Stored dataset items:
· · ·

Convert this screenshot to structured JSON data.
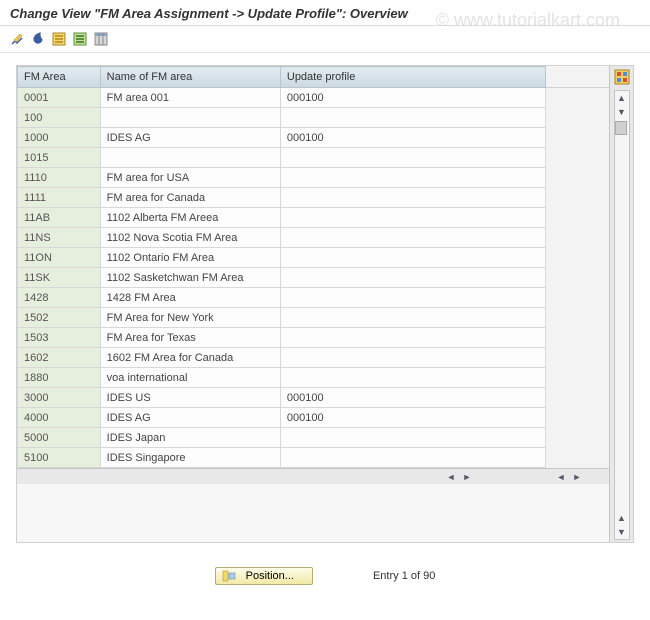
{
  "title": "Change View \"FM Area Assignment -> Update Profile\": Overview",
  "watermark": "© www.tutorialkart.com",
  "columns": {
    "fm_area": "FM Area",
    "name": "Name of FM area",
    "profile": "Update profile"
  },
  "rows": [
    {
      "fm_area": "0001",
      "name": "FM area 001",
      "profile": "000100"
    },
    {
      "fm_area": "100",
      "name": "",
      "profile": ""
    },
    {
      "fm_area": "1000",
      "name": "IDES AG",
      "profile": "000100"
    },
    {
      "fm_area": "1015",
      "name": "",
      "profile": ""
    },
    {
      "fm_area": "1110",
      "name": "FM area for USA",
      "profile": ""
    },
    {
      "fm_area": "1111",
      "name": "FM area for Canada",
      "profile": ""
    },
    {
      "fm_area": "11AB",
      "name": "1102 Alberta FM Areea",
      "profile": ""
    },
    {
      "fm_area": "11NS",
      "name": "1102 Nova Scotia FM Area",
      "profile": ""
    },
    {
      "fm_area": "11ON",
      "name": "1102 Ontario FM Area",
      "profile": ""
    },
    {
      "fm_area": "11SK",
      "name": "1102 Sasketchwan FM Area",
      "profile": ""
    },
    {
      "fm_area": "1428",
      "name": "1428 FM Area",
      "profile": ""
    },
    {
      "fm_area": "1502",
      "name": "FM Area for New York",
      "profile": ""
    },
    {
      "fm_area": "1503",
      "name": "FM Area for Texas",
      "profile": ""
    },
    {
      "fm_area": "1602",
      "name": "1602 FM Area for Canada",
      "profile": ""
    },
    {
      "fm_area": "1880",
      "name": "voa international",
      "profile": ""
    },
    {
      "fm_area": "3000",
      "name": "IDES US",
      "profile": "000100"
    },
    {
      "fm_area": "4000",
      "name": "IDES AG",
      "profile": "000100"
    },
    {
      "fm_area": "5000",
      "name": "IDES Japan",
      "profile": ""
    },
    {
      "fm_area": "5100",
      "name": "IDES Singapore",
      "profile": ""
    }
  ],
  "footer": {
    "position_label": "Position...",
    "entry_text": "Entry 1 of 90"
  }
}
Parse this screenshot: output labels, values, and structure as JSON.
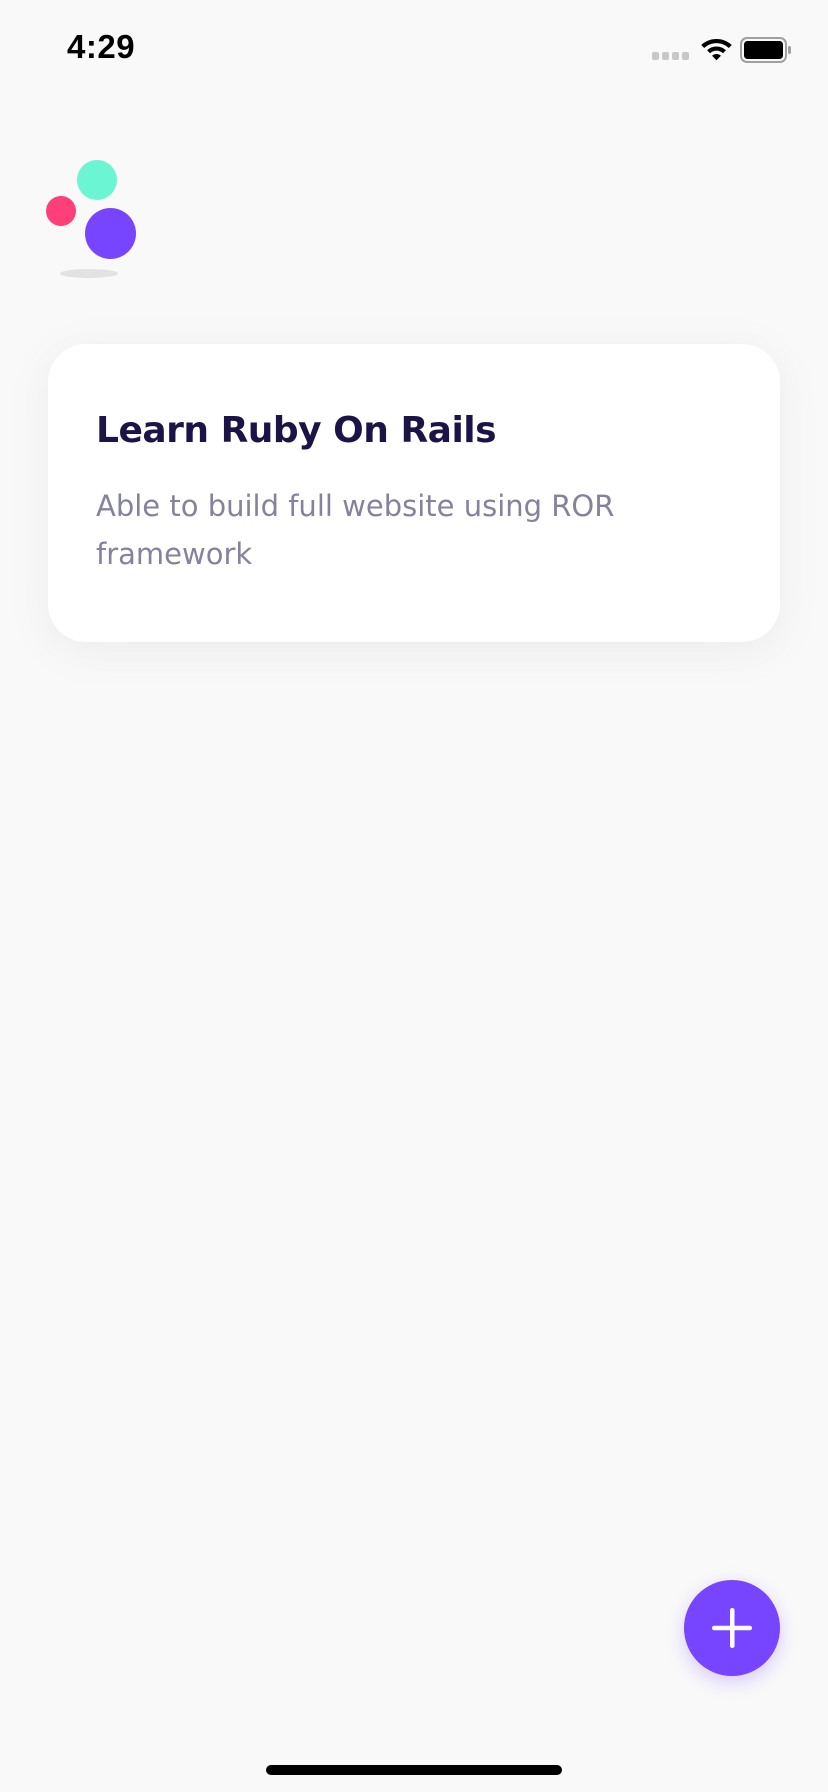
{
  "status_bar": {
    "time": "4:29",
    "signal_icon": "cellular-signal-icon",
    "wifi_icon": "wifi-icon",
    "battery_icon": "battery-icon",
    "battery_level": 1.0
  },
  "logo": {
    "icon": "three-dots-logo",
    "colors": {
      "green": "#6cf5d2",
      "pink": "#ff3f7a",
      "purple": "#7744ff"
    }
  },
  "tasks": [
    {
      "title": "Learn Ruby On Rails",
      "description": "Able to build full website using ROR framework"
    }
  ],
  "fab": {
    "icon": "plus-icon",
    "color": "#7744ff"
  },
  "colors": {
    "background": "#f9f9f9",
    "card": "#ffffff",
    "title": "#1c1446",
    "description": "#85839c"
  }
}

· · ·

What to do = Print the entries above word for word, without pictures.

Answer section =
Convert this screenshot to structured JSON data.
{
  "title": "Change View \"FM Area Assignment -> Update Profile\": Overview",
  "watermark": "© www.tutorialkart.com",
  "columns": {
    "fm_area": "FM Area",
    "name": "Name of FM area",
    "profile": "Update profile"
  },
  "rows": [
    {
      "fm_area": "0001",
      "name": "FM area 001",
      "profile": "000100"
    },
    {
      "fm_area": "100",
      "name": "",
      "profile": ""
    },
    {
      "fm_area": "1000",
      "name": "IDES AG",
      "profile": "000100"
    },
    {
      "fm_area": "1015",
      "name": "",
      "profile": ""
    },
    {
      "fm_area": "1110",
      "name": "FM area for USA",
      "profile": ""
    },
    {
      "fm_area": "1111",
      "name": "FM area for Canada",
      "profile": ""
    },
    {
      "fm_area": "11AB",
      "name": "1102 Alberta FM Areea",
      "profile": ""
    },
    {
      "fm_area": "11NS",
      "name": "1102 Nova Scotia FM Area",
      "profile": ""
    },
    {
      "fm_area": "11ON",
      "name": "1102 Ontario FM Area",
      "profile": ""
    },
    {
      "fm_area": "11SK",
      "name": "1102 Sasketchwan FM Area",
      "profile": ""
    },
    {
      "fm_area": "1428",
      "name": "1428 FM Area",
      "profile": ""
    },
    {
      "fm_area": "1502",
      "name": "FM Area for New York",
      "profile": ""
    },
    {
      "fm_area": "1503",
      "name": "FM Area for Texas",
      "profile": ""
    },
    {
      "fm_area": "1602",
      "name": "1602 FM Area for Canada",
      "profile": ""
    },
    {
      "fm_area": "1880",
      "name": "voa international",
      "profile": ""
    },
    {
      "fm_area": "3000",
      "name": "IDES US",
      "profile": "000100"
    },
    {
      "fm_area": "4000",
      "name": "IDES AG",
      "profile": "000100"
    },
    {
      "fm_area": "5000",
      "name": "IDES Japan",
      "profile": ""
    },
    {
      "fm_area": "5100",
      "name": "IDES Singapore",
      "profile": ""
    }
  ],
  "footer": {
    "position_label": "Position...",
    "entry_text": "Entry 1 of 90"
  }
}
Parse this screenshot: output labels, values, and structure as JSON.
{
  "status_bar": {
    "time": "4:29",
    "signal_icon": "cellular-signal-icon",
    "wifi_icon": "wifi-icon",
    "battery_icon": "battery-icon",
    "battery_level": 1.0
  },
  "logo": {
    "icon": "three-dots-logo",
    "colors": {
      "green": "#6cf5d2",
      "pink": "#ff3f7a",
      "purple": "#7744ff"
    }
  },
  "tasks": [
    {
      "title": "Learn Ruby On Rails",
      "description": "Able to build full website using ROR framework"
    }
  ],
  "fab": {
    "icon": "plus-icon",
    "color": "#7744ff"
  },
  "colors": {
    "background": "#f9f9f9",
    "card": "#ffffff",
    "title": "#1c1446",
    "description": "#85839c"
  }
}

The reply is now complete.